:: Recorded data ::
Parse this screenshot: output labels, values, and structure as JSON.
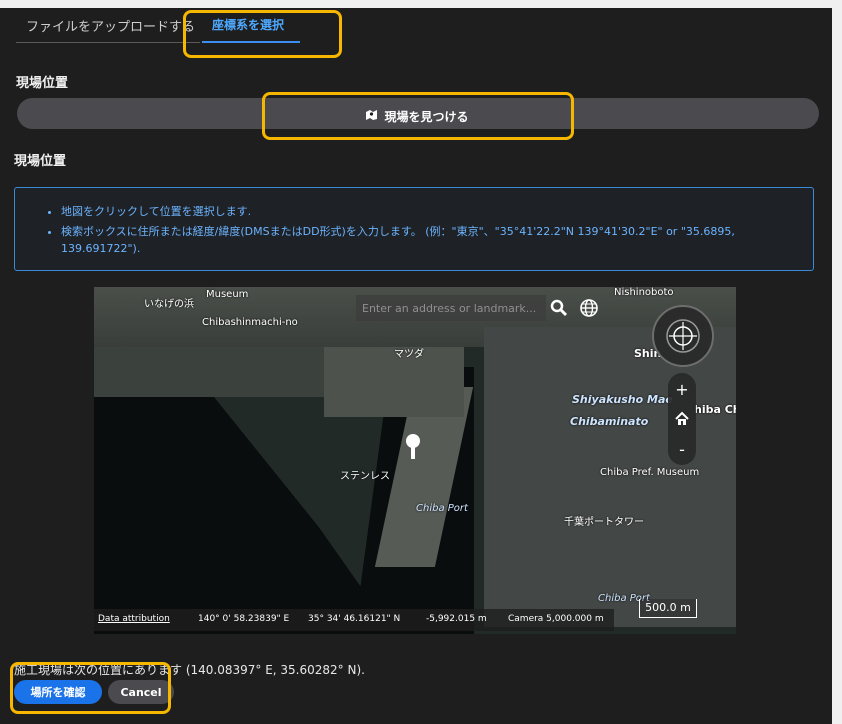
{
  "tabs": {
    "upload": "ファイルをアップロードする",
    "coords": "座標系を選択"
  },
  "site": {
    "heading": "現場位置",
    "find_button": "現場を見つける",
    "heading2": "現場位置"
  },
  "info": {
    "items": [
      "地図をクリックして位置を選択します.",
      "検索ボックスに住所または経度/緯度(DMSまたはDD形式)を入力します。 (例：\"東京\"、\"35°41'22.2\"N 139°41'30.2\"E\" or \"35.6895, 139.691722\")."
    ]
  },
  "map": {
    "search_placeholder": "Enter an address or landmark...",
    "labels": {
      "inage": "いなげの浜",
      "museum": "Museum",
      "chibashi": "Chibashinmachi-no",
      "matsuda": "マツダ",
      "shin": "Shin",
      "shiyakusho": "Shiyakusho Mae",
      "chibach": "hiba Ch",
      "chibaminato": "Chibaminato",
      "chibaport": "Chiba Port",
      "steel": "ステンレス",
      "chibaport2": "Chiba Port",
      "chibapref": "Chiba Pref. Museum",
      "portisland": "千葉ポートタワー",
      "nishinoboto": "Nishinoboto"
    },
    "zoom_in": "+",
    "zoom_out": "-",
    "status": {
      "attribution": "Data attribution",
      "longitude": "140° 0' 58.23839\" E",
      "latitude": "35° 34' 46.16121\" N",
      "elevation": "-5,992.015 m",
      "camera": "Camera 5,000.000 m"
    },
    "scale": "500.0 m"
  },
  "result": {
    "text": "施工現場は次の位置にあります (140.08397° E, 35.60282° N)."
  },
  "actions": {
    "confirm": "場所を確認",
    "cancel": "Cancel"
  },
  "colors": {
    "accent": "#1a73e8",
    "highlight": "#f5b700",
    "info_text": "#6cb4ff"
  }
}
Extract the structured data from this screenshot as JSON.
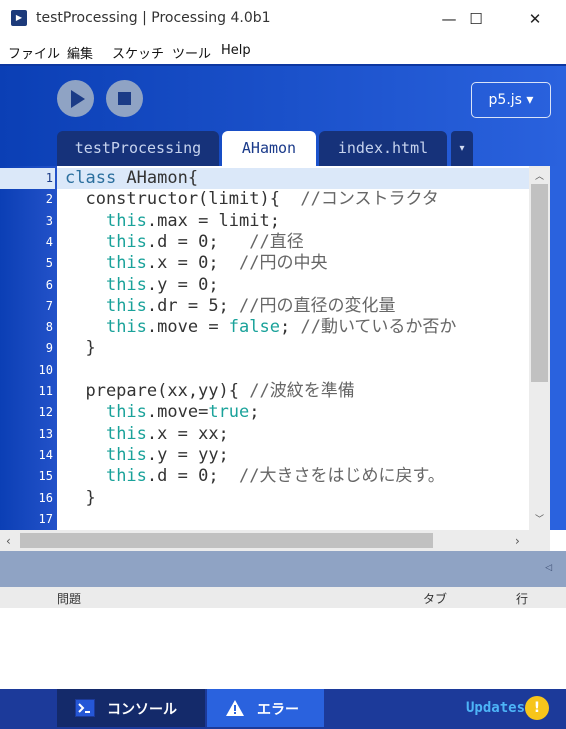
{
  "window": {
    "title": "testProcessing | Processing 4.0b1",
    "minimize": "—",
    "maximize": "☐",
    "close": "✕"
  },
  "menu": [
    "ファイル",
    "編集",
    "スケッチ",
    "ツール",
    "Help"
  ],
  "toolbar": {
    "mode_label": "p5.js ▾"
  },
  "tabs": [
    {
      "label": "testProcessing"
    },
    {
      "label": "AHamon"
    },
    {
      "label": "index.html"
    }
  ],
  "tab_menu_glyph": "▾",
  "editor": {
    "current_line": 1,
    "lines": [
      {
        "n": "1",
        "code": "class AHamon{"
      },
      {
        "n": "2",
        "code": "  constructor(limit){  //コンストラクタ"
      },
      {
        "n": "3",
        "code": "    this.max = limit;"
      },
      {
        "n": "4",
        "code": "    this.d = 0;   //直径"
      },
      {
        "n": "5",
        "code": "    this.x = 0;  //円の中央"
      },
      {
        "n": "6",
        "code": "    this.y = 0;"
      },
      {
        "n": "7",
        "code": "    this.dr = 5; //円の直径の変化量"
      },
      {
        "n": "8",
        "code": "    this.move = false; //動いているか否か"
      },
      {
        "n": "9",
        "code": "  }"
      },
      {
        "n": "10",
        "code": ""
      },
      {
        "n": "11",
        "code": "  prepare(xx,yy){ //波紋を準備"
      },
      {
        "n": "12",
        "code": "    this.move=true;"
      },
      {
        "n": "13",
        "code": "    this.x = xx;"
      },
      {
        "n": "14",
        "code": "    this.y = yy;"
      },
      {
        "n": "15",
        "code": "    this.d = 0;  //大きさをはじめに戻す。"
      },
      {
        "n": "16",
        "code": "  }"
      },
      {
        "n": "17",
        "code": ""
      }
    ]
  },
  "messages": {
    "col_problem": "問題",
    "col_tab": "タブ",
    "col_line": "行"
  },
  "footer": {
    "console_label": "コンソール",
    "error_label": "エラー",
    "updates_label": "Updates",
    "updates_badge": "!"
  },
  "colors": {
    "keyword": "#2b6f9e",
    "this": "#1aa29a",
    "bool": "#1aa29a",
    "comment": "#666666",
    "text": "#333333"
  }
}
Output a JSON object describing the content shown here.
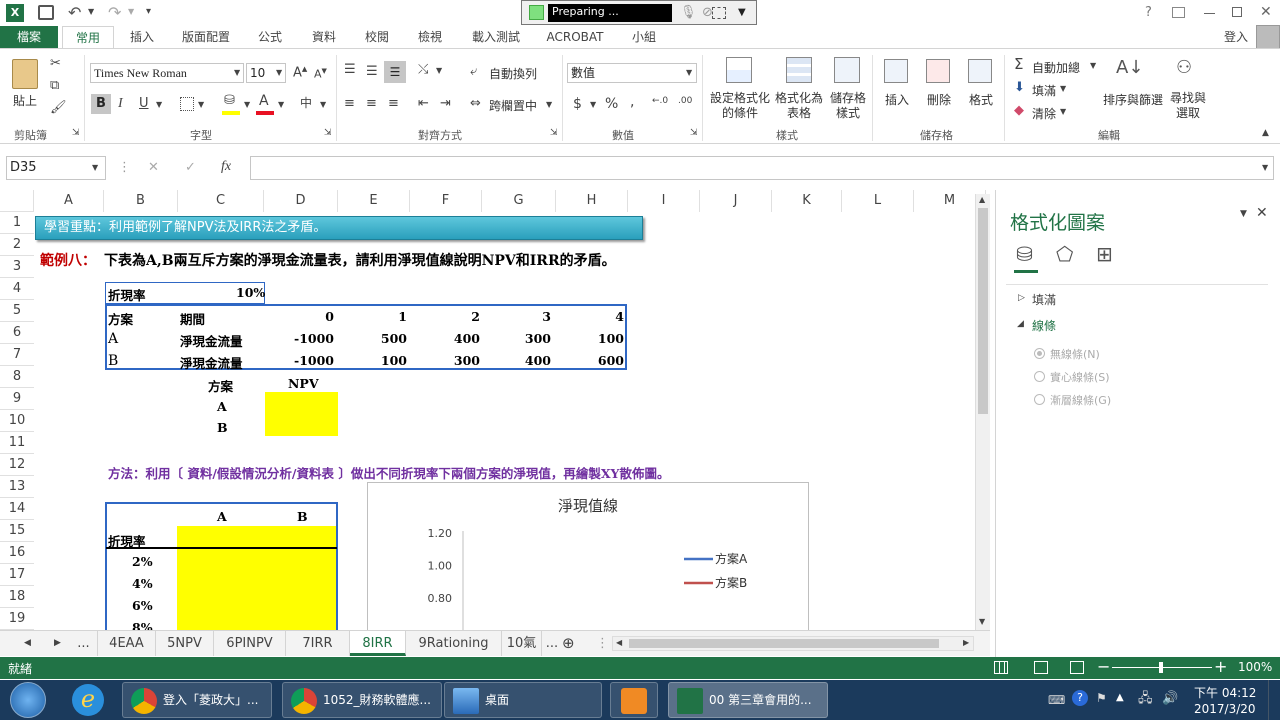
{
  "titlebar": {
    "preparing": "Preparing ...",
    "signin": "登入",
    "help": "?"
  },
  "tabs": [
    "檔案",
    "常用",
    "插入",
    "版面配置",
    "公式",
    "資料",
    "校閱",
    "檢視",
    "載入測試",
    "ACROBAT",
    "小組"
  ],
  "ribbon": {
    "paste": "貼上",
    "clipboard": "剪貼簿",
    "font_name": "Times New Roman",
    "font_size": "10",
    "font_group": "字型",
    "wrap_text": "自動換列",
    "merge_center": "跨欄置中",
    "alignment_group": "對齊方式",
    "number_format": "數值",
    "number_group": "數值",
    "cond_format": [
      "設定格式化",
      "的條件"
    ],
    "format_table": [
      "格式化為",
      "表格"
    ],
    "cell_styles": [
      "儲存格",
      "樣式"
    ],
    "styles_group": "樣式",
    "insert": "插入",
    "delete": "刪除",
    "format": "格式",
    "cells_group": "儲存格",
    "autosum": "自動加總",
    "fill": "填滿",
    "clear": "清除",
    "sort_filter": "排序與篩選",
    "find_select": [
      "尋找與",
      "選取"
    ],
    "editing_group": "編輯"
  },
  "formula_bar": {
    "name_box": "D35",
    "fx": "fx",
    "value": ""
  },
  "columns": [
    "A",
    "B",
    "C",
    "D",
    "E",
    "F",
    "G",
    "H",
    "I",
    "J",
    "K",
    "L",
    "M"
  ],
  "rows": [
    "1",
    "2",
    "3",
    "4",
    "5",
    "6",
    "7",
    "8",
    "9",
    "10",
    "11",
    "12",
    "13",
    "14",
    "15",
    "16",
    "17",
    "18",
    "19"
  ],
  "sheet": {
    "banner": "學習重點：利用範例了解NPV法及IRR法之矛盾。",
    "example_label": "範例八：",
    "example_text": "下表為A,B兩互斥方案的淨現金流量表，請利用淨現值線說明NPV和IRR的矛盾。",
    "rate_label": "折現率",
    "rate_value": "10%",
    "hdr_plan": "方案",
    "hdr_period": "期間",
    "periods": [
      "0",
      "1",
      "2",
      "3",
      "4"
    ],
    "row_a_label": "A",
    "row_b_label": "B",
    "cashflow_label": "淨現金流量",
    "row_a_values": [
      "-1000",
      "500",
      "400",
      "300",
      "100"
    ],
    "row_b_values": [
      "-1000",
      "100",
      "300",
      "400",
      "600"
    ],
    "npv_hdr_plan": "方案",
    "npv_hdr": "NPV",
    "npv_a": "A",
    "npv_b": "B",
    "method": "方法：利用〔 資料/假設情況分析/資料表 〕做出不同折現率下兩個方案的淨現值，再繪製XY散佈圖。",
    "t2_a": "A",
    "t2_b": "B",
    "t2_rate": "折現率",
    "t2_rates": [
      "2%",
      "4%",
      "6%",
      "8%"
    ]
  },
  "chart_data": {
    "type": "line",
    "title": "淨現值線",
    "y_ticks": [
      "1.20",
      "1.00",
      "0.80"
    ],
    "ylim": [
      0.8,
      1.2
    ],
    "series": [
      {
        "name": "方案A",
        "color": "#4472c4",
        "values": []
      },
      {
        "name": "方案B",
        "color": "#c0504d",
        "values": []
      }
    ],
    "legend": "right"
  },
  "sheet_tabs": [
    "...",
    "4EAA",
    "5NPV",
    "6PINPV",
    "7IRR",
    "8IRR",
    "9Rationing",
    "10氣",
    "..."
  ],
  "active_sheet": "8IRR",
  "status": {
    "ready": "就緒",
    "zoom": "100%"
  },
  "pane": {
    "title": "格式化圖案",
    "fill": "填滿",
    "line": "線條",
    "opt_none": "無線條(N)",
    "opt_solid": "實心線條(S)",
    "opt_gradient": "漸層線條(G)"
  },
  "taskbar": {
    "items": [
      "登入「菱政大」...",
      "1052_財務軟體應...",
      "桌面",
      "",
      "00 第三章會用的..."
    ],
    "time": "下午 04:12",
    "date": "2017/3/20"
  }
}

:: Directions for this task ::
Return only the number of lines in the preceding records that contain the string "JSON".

:: Reply to the task ::
3